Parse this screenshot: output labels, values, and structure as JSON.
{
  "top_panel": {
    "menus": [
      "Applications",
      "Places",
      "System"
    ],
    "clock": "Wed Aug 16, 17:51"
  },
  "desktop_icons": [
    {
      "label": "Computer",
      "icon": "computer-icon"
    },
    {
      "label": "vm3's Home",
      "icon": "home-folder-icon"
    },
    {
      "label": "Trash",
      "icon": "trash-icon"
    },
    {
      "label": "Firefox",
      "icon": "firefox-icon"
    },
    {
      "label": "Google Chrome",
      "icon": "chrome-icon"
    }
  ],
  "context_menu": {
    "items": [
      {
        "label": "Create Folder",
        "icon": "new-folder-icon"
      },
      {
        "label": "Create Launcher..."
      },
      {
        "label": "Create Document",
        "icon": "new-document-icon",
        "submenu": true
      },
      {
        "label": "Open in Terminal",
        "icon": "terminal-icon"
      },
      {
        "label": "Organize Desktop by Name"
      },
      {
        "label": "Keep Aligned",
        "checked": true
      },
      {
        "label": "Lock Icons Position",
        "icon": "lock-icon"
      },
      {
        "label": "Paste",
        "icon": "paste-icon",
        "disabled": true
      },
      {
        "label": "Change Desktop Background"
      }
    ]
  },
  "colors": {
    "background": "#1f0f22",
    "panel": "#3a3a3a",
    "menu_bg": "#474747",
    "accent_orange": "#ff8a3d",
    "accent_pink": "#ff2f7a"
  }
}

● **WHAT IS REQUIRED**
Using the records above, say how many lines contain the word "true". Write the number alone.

● **FINISHED EXERCISE**
3